DATA SUPPLIED:
* * * * * * *

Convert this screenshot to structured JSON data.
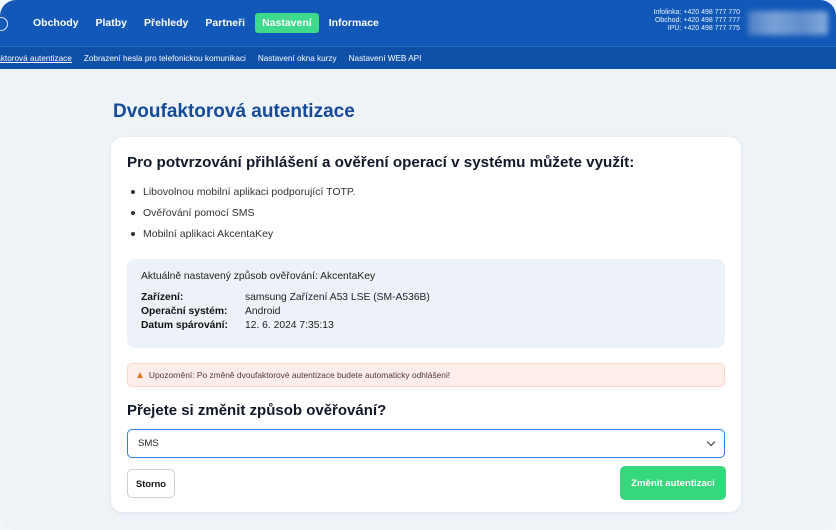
{
  "nav": {
    "items": [
      "Obchody",
      "Platby",
      "Přehledy",
      "Partneři",
      "Nastavení",
      "Informace"
    ],
    "active": "Nastavení",
    "contact": [
      "Infolinka: +420 498 777 770",
      "Obchod: +420 498 777 777",
      "IPÚ: +420 498 777 775"
    ]
  },
  "subnav": {
    "items": [
      "faktorová autentizace",
      "Zobrazení hesla pro telefonickou komunikaci",
      "Nastavení okna kurzy",
      "Nastavení WEB API"
    ]
  },
  "page": {
    "title": "Dvoufaktorová autentizace"
  },
  "card": {
    "heading": "Pro potvrzování přihlášení a ověření operací v systému můžete využít:",
    "options": [
      "Libovolnou mobilní aplikaci podporující TOTP.",
      "Ověřování pomocí SMS",
      "Mobilní aplikaci AkcentaKey"
    ],
    "info": {
      "current": "Aktuálně nastavený způsob ověřování: AkcentaKey",
      "rows": [
        {
          "label": "Zařízení:",
          "value": "samsung Zařízení A53 LSE (SM-A536B)"
        },
        {
          "label": "Operační systém:",
          "value": "Android"
        },
        {
          "label": "Datum spárování:",
          "value": "12. 6. 2024 7:35:13"
        }
      ]
    },
    "warning": "Upozornění: Po změně dvoufaktorové autentizace budete automaticky odhlášeni!",
    "question": "Přejete si změnit způsob ověřování?",
    "select": {
      "value": "SMS"
    },
    "cancel_label": "Storno",
    "submit_label": "Změnit autentizaci"
  },
  "colors": {
    "topbar": "#1158b8",
    "subbar": "#0e4fa8",
    "active_tab": "#3fd98b",
    "title": "#144a9a",
    "submit": "#35d97c",
    "warning_bg": "#fdeee9"
  },
  "icons": {
    "warning": "warning-triangle-icon",
    "select": "chevron-down-icon"
  }
}
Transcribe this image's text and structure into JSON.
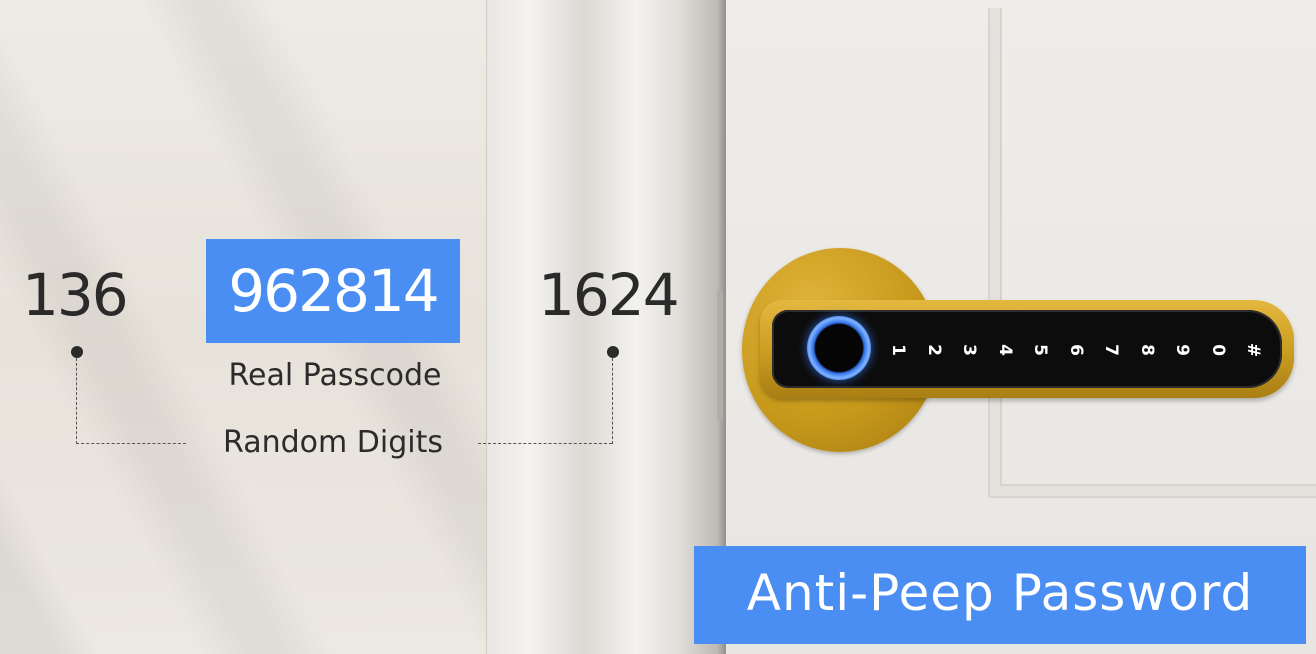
{
  "left_number": "136",
  "real_passcode": "962814",
  "right_number": "1624",
  "real_label": "Real Passcode",
  "random_label": "Random Digits",
  "keypad_keys": [
    "1",
    "2",
    "3",
    "4",
    "5",
    "6",
    "7",
    "8",
    "9",
    "0",
    "#"
  ],
  "tagline": "Anti-Peep Password",
  "colors": {
    "accent_blue": "#4a8ef3",
    "lock_gold": "#cc9e22",
    "keypad_black": "#0c0c0c",
    "fingerprint_glow": "#2e6fe8"
  }
}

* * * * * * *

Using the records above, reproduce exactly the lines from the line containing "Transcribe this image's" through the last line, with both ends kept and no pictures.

ANSWER TO THIS PROBLEM:
Transcribe this image's text and structure into JSON.
{
  "left_number": "136",
  "real_passcode": "962814",
  "right_number": "1624",
  "real_label": "Real Passcode",
  "random_label": "Random Digits",
  "keypad_keys": [
    "1",
    "2",
    "3",
    "4",
    "5",
    "6",
    "7",
    "8",
    "9",
    "0",
    "#"
  ],
  "tagline": "Anti-Peep Password",
  "colors": {
    "accent_blue": "#4a8ef3",
    "lock_gold": "#cc9e22",
    "keypad_black": "#0c0c0c",
    "fingerprint_glow": "#2e6fe8"
  }
}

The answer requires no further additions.